Wherever the word "mode" occurs in the lines below, copy the whole line.

(Records from a data collection)
[Start of section]

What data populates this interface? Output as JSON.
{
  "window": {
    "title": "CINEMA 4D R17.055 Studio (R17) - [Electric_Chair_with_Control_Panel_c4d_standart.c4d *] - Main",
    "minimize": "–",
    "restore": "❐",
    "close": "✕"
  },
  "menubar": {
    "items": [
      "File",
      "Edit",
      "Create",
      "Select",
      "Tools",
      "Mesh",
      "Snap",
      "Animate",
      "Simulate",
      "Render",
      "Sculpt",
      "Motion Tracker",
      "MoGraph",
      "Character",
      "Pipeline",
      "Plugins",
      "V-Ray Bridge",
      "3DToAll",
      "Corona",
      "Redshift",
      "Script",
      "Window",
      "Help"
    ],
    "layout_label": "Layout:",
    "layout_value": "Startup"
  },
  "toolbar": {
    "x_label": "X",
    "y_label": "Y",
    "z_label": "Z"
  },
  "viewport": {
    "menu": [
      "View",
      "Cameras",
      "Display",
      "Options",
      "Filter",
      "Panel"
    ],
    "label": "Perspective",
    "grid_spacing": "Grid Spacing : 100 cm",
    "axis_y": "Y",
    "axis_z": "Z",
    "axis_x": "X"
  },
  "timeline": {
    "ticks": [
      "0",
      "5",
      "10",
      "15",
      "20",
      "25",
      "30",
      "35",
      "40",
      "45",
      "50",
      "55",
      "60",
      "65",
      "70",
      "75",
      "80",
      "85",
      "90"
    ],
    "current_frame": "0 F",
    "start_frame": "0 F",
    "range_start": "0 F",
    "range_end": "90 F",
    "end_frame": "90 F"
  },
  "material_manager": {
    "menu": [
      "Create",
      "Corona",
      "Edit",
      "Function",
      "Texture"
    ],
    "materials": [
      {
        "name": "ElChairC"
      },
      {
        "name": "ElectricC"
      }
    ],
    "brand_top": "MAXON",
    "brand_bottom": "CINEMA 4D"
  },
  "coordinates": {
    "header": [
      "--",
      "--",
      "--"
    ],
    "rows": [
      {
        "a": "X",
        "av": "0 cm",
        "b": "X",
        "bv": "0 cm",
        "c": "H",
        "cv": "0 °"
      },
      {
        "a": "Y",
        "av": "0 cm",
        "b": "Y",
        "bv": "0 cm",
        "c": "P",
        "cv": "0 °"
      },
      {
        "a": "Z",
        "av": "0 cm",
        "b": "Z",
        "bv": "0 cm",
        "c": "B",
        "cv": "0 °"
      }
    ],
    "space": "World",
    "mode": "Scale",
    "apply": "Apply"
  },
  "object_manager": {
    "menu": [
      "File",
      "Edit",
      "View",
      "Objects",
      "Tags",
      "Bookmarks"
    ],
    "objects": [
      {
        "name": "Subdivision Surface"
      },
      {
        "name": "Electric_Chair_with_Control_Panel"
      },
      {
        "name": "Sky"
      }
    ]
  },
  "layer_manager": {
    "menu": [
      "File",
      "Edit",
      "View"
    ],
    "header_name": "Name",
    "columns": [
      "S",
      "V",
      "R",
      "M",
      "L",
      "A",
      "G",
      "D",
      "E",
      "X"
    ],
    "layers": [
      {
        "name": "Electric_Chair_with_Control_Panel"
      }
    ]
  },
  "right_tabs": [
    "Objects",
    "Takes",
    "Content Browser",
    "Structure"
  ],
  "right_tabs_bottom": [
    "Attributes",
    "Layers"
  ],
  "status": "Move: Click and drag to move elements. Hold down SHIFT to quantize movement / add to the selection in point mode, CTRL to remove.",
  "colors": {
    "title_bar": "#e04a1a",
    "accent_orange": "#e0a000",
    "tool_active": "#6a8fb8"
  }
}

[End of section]

Task response:
    "mode": "Scale",
  "status": "Move: Click and drag to move elements. Hold down SHIFT to quantize movement / add to the selection in point mode, CTRL to remove.",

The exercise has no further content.